**PROBLEM STATEMENT:** Write out all of the data again, precisely as it appears.

------

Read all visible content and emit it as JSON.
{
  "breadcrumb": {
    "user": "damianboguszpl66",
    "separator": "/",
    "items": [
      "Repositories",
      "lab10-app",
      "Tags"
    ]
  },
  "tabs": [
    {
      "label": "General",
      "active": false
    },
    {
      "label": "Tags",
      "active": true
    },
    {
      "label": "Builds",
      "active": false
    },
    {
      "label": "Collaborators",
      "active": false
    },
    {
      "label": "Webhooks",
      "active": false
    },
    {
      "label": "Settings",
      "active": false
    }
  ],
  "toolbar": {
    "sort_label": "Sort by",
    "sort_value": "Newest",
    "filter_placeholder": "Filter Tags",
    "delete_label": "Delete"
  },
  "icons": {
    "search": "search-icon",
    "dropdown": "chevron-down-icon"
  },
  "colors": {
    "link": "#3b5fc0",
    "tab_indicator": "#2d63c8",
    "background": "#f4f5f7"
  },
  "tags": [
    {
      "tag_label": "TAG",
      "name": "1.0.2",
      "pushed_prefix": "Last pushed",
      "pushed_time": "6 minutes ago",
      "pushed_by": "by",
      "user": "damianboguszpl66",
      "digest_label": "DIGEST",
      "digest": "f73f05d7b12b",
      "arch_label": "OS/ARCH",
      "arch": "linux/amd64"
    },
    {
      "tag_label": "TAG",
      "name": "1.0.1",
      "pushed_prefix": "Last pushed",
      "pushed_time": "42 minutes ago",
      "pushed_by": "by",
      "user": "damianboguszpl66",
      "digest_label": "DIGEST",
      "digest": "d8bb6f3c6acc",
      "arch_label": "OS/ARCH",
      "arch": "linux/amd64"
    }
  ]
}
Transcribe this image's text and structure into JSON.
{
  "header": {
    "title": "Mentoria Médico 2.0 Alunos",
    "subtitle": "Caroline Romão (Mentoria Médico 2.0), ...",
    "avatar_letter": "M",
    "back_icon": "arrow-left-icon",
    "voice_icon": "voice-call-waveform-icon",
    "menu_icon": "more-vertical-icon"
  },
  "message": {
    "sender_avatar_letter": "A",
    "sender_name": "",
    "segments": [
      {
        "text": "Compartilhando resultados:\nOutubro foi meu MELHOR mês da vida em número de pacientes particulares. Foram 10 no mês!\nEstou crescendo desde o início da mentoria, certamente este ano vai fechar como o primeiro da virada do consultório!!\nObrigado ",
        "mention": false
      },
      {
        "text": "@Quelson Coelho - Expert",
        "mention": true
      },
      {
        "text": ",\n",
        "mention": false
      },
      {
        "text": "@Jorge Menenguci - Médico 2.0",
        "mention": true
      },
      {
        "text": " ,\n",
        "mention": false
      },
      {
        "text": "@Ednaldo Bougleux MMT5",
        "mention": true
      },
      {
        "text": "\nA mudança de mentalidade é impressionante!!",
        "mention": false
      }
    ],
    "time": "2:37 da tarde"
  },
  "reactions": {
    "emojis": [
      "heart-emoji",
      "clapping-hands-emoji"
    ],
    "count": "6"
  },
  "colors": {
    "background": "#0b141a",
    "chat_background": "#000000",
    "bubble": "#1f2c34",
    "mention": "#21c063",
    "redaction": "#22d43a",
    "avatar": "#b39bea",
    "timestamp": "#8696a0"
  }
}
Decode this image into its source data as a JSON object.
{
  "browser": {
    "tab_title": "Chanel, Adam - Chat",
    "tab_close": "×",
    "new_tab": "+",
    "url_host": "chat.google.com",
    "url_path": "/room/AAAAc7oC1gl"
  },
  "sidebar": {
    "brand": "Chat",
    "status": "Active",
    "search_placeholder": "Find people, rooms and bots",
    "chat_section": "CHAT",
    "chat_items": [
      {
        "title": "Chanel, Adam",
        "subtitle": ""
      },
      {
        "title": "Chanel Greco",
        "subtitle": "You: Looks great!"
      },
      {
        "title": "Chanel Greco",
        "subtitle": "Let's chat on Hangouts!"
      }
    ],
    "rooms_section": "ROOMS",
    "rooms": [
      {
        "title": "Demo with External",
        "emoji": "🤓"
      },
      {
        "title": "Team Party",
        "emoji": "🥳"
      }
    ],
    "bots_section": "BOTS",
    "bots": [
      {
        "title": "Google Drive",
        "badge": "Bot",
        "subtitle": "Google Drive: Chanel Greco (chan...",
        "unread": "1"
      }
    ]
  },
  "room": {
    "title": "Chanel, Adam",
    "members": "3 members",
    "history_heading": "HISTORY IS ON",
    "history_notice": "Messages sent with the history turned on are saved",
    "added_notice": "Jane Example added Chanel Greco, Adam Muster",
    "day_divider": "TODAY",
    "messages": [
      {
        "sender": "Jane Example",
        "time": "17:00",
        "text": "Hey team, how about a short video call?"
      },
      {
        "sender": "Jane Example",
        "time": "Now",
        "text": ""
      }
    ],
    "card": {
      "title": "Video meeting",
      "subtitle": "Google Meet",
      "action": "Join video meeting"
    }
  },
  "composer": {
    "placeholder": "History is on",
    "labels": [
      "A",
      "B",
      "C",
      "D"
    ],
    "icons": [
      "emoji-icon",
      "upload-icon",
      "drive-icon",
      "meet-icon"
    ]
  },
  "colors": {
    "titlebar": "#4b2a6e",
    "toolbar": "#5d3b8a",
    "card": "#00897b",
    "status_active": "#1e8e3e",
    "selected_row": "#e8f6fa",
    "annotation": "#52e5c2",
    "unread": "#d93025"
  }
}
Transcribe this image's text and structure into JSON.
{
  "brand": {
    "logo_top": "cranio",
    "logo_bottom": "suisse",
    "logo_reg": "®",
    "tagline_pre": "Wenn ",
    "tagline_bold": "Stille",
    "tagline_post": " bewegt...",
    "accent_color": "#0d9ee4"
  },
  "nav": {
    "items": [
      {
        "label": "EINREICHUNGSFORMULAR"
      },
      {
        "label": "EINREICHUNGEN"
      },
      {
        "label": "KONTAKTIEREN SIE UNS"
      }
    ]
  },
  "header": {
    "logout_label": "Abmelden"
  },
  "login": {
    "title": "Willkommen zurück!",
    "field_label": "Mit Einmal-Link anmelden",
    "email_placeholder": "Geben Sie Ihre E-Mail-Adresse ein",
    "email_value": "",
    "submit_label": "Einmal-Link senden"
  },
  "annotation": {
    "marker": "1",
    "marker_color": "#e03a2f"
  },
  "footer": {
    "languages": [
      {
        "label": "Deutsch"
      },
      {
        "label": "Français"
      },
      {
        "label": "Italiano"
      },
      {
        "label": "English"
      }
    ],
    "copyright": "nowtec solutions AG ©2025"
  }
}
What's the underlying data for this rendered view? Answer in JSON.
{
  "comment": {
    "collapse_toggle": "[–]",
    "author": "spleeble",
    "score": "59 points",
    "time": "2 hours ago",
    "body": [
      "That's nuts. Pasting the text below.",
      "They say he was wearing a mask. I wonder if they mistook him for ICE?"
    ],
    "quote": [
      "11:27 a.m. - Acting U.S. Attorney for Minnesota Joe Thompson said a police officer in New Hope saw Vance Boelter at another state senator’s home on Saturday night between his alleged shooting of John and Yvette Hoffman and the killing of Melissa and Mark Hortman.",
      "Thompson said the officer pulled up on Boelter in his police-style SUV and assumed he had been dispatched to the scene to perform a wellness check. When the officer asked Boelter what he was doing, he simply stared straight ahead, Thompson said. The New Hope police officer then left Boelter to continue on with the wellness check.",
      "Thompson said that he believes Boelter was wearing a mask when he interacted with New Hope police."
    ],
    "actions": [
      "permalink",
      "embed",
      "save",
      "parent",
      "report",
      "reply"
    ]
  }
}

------

**ANSWER BOX:**
Read all visible content and emit it as JSON.
{
  "breadcrumb": {
    "user": "damianboguszpl66",
    "separator": "/",
    "items": [
      "Repositories",
      "lab10-app",
      "Tags"
    ]
  },
  "tabs": [
    {
      "label": "General",
      "active": false
    },
    {
      "label": "Tags",
      "active": true
    },
    {
      "label": "Builds",
      "active": false
    },
    {
      "label": "Collaborators",
      "active": false
    },
    {
      "label": "Webhooks",
      "active": false
    },
    {
      "label": "Settings",
      "active": false
    }
  ],
  "toolbar": {
    "sort_label": "Sort by",
    "sort_value": "Newest",
    "filter_placeholder": "Filter Tags",
    "delete_label": "Delete"
  },
  "icons": {
    "search": "search-icon",
    "dropdown": "chevron-down-icon"
  },
  "colors": {
    "link": "#3b5fc0",
    "tab_indicator": "#2d63c8",
    "background": "#f4f5f7"
  },
  "tags": [
    {
      "tag_label": "TAG",
      "name": "1.0.2",
      "pushed_prefix": "Last pushed",
      "pushed_time": "6 minutes ago",
      "pushed_by": "by",
      "user": "damianboguszpl66",
      "digest_label": "DIGEST",
      "digest": "f73f05d7b12b",
      "arch_label": "OS/ARCH",
      "arch": "linux/amd64"
    },
    {
      "tag_label": "TAG",
      "name": "1.0.1",
      "pushed_prefix": "Last pushed",
      "pushed_time": "42 minutes ago",
      "pushed_by": "by",
      "user": "damianboguszpl66",
      "digest_label": "DIGEST",
      "digest": "d8bb6f3c6acc",
      "arch_label": "OS/ARCH",
      "arch": "linux/amd64"
    }
  ]
}
Transcribe this image's text and structure into JSON.
{
  "header": {
    "title": "Mentoria Médico 2.0 Alunos",
    "subtitle": "Caroline Romão (Mentoria Médico 2.0), ...",
    "avatar_letter": "M",
    "back_icon": "arrow-left-icon",
    "voice_icon": "voice-call-waveform-icon",
    "menu_icon": "more-vertical-icon"
  },
  "message": {
    "sender_avatar_letter": "A",
    "sender_name": "",
    "segments": [
      {
        "text": "Compartilhando resultados:\nOutubro foi meu MELHOR mês da vida em número de pacientes particulares. Foram 10 no mês!\nEstou crescendo desde o início da mentoria, certamente este ano vai fechar como o primeiro da virada do consultório!!\nObrigado ",
        "mention": false
      },
      {
        "text": "@Quelson Coelho - Expert",
        "mention": true
      },
      {
        "text": ",\n",
        "mention": false
      },
      {
        "text": "@Jorge Menenguci - Médico 2.0",
        "mention": true
      },
      {
        "text": " ,\n",
        "mention": false
      },
      {
        "text": "@Ednaldo Bougleux MMT5",
        "mention": true
      },
      {
        "text": "\nA mudança de mentalidade é impressionante!!",
        "mention": false
      }
    ],
    "time": "2:37 da tarde"
  },
  "reactions": {
    "emojis": [
      "heart-emoji",
      "clapping-hands-emoji"
    ],
    "count": "6"
  },
  "colors": {
    "background": "#0b141a",
    "chat_background": "#000000",
    "bubble": "#1f2c34",
    "mention": "#21c063",
    "redaction": "#22d43a",
    "avatar": "#b39bea",
    "timestamp": "#8696a0"
  }
}
Decode this image into its source data as a JSON object.
{
  "browser": {
    "tab_title": "Chanel, Adam - Chat",
    "tab_close": "×",
    "new_tab": "+",
    "url_host": "chat.google.com",
    "url_path": "/room/AAAAc7oC1gl"
  },
  "sidebar": {
    "brand": "Chat",
    "status": "Active",
    "search_placeholder": "Find people, rooms and bots",
    "chat_section": "CHAT",
    "chat_items": [
      {
        "title": "Chanel, Adam",
        "subtitle": ""
      },
      {
        "title": "Chanel Greco",
        "subtitle": "You: Looks great!"
      },
      {
        "title": "Chanel Greco",
        "subtitle": "Let's chat on Hangouts!"
      }
    ],
    "rooms_section": "ROOMS",
    "rooms": [
      {
        "title": "Demo with External",
        "emoji": "🤓"
      },
      {
        "title": "Team Party",
        "emoji": "🥳"
      }
    ],
    "bots_section": "BOTS",
    "bots": [
      {
        "title": "Google Drive",
        "badge": "Bot",
        "subtitle": "Google Drive: Chanel Greco (chan...",
        "unread": "1"
      }
    ]
  },
  "room": {
    "title": "Chanel, Adam",
    "members": "3 members",
    "history_heading": "HISTORY IS ON",
    "history_notice": "Messages sent with the history turned on are saved",
    "added_notice": "Jane Example added Chanel Greco, Adam Muster",
    "day_divider": "TODAY",
    "messages": [
      {
        "sender": "Jane Example",
        "time": "17:00",
        "text": "Hey team, how about a short video call?"
      },
      {
        "sender": "Jane Example",
        "time": "Now",
        "text": ""
      }
    ],
    "card": {
      "title": "Video meeting",
      "subtitle": "Google Meet",
      "action": "Join video meeting"
    }
  },
  "composer": {
    "placeholder": "History is on",
    "labels": [
      "A",
      "B",
      "C",
      "D"
    ],
    "icons": [
      "emoji-icon",
      "upload-icon",
      "drive-icon",
      "meet-icon"
    ]
  },
  "colors": {
    "titlebar": "#4b2a6e",
    "toolbar": "#5d3b8a",
    "card": "#00897b",
    "status_active": "#1e8e3e",
    "selected_row": "#e8f6fa",
    "annotation": "#52e5c2",
    "unread": "#d93025"
  }
}
Transcribe this image's text and structure into JSON.
{
  "brand": {
    "logo_top": "cranio",
    "logo_bottom": "suisse",
    "logo_reg": "®",
    "tagline_pre": "Wenn ",
    "tagline_bold": "Stille",
    "tagline_post": " bewegt...",
    "accent_color": "#0d9ee4"
  },
  "nav": {
    "items": [
      {
        "label": "EINREICHUNGSFORMULAR"
      },
      {
        "label": "EINREICHUNGEN"
      },
      {
        "label": "KONTAKTIEREN SIE UNS"
      }
    ]
  },
  "header": {
    "logout_label": "Abmelden"
  },
  "login": {
    "title": "Willkommen zurück!",
    "field_label": "Mit Einmal-Link anmelden",
    "email_placeholder": "Geben Sie Ihre E-Mail-Adresse ein",
    "email_value": "",
    "submit_label": "Einmal-Link senden"
  },
  "annotation": {
    "marker": "1",
    "marker_color": "#e03a2f"
  },
  "footer": {
    "languages": [
      {
        "label": "Deutsch"
      },
      {
        "label": "Français"
      },
      {
        "label": "Italiano"
      },
      {
        "label": "English"
      }
    ],
    "copyright": "nowtec solutions AG ©2025"
  }
}
What's the underlying data for this rendered view? Answer in JSON.
{
  "comment": {
    "collapse_toggle": "[–]",
    "author": "spleeble",
    "score": "59 points",
    "time": "2 hours ago",
    "body": [
      "That's nuts. Pasting the text below.",
      "They say he was wearing a mask. I wonder if they mistook him for ICE?"
    ],
    "quote": [
      "11:27 a.m. - Acting U.S. Attorney for Minnesota Joe Thompson said a police officer in New Hope saw Vance Boelter at another state senator’s home on Saturday night between his alleged shooting of John and Yvette Hoffman and the killing of Melissa and Mark Hortman.",
      "Thompson said the officer pulled up on Boelter in his police-style SUV and assumed he had been dispatched to the scene to perform a wellness check. When the officer asked Boelter what he was doing, he simply stared straight ahead, Thompson said. The New Hope police officer then left Boelter to continue on with the wellness check.",
      "Thompson said that he believes Boelter was wearing a mask when he interacted with New Hope police."
    ],
    "actions": [
      "permalink",
      "embed",
      "save",
      "parent",
      "report",
      "reply"
    ]
  }
}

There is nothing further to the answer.